## Data for processing

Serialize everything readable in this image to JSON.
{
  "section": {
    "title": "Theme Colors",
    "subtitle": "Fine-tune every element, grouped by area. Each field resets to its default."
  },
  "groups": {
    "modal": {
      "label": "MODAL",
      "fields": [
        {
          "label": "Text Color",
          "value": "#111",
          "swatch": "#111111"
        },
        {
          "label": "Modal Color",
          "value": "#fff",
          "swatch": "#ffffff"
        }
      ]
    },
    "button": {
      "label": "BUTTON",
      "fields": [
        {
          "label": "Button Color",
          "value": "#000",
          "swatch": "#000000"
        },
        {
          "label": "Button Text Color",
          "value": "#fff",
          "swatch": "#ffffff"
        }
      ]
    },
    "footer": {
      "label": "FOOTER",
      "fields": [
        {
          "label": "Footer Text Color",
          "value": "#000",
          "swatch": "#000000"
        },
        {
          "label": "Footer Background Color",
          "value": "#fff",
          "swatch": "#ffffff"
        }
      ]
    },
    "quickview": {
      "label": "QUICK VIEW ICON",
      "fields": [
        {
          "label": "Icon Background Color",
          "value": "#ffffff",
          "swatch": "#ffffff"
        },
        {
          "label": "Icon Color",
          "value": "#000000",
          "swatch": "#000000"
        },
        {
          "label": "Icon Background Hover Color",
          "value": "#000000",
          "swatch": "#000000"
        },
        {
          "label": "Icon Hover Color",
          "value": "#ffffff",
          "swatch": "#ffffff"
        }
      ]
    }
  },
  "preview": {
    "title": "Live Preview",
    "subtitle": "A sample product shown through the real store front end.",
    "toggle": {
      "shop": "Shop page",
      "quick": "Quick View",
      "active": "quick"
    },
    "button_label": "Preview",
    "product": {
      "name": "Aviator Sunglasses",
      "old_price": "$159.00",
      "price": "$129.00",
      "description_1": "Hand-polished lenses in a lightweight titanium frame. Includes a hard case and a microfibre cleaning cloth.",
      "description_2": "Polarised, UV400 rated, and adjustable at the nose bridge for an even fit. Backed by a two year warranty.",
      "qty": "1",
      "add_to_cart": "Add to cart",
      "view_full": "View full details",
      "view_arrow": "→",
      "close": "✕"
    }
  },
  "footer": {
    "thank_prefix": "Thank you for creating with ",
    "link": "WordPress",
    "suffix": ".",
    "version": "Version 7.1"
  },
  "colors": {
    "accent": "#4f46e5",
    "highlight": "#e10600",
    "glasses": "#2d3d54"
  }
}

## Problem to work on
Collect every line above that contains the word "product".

## Output
    "subtitle": "A sample product shown through the real store front end.",
    "product": {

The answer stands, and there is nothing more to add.